The Meaning of Sex: Genes and Gender
Barbara J. Meyer, PhD, and David C. Page, MD, explore topics such as the evolution of the sex chromosomes, the genetic cues that affect sex determination, the advantages of studying sex in a worm, human infertility, and ethics.

Clockwork Genes: Discoveries in Biological Time
Four lectures highlight the research of two scientists who have made groundbreaking discoveries elucidating the molecular basis of circadian clocks - the internal timekeepers that govern fluctuations in behavior and physiology on a 24-hour cycle.

2000 and Beyond: Confronting the Microbe Menace
In four presentations, Donald E. Ganem, MD, and B. Brett Finlay, PhD, discuss the latest advances in understanding how pathogens invade the body and how this knowledge is leading to the development of new therapies.
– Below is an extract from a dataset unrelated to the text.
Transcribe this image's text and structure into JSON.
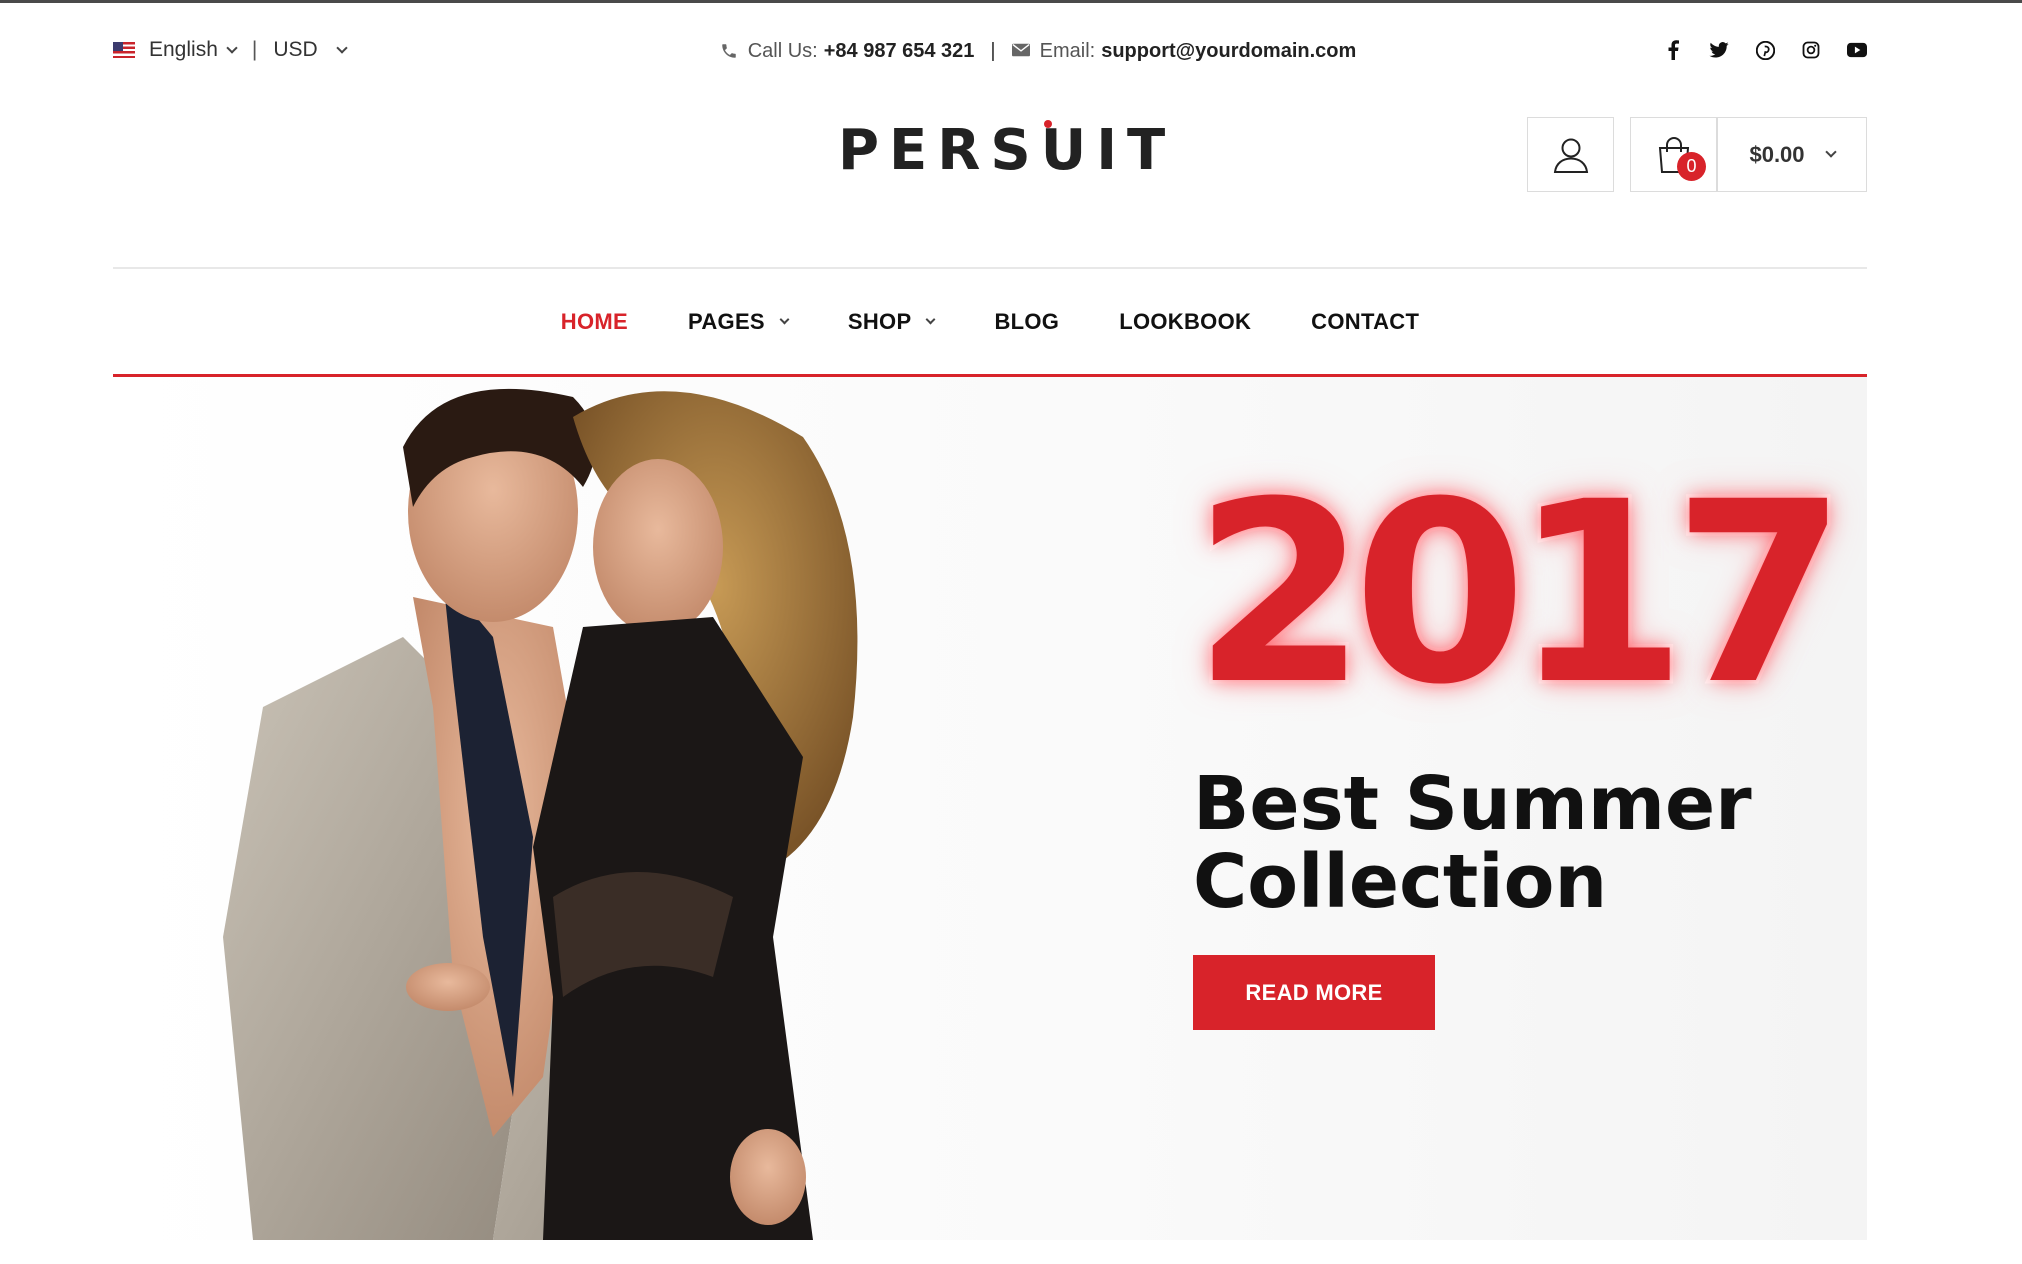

Of Hearts and Hypertension: Blazing Genetic Trails
In four lectures, Richard P. Lifton, MD, PhD, and Christine E. Seidman, MD, discuss their groundbreaking work in using genetic and molecular approaches to understand cardiovascular diseases.

Senses and Sensitivity: Neuronal Alliances for Sight and Sound
In four talks, A. James Hudspeth, MD, PhD, and Jeremy H. Nathans, MD, PhD, discuss how sensory information is encoded and transmitted to the brain. They describe the detailed workings of two senses of great importance to humans - vision and hearing.

The Immune System: Friend and Foe
A wide overview of the immune system, presented by HHMI investigators John W. Kappler, PhD, and Philippa Marrack, PhD.

The Double Life of RNA
In these lectures, Dr. Thomas R. Cech explains the current state of knowledge of RNA in chemistry and in structural and cell biology and discusses the implications of ribozymes.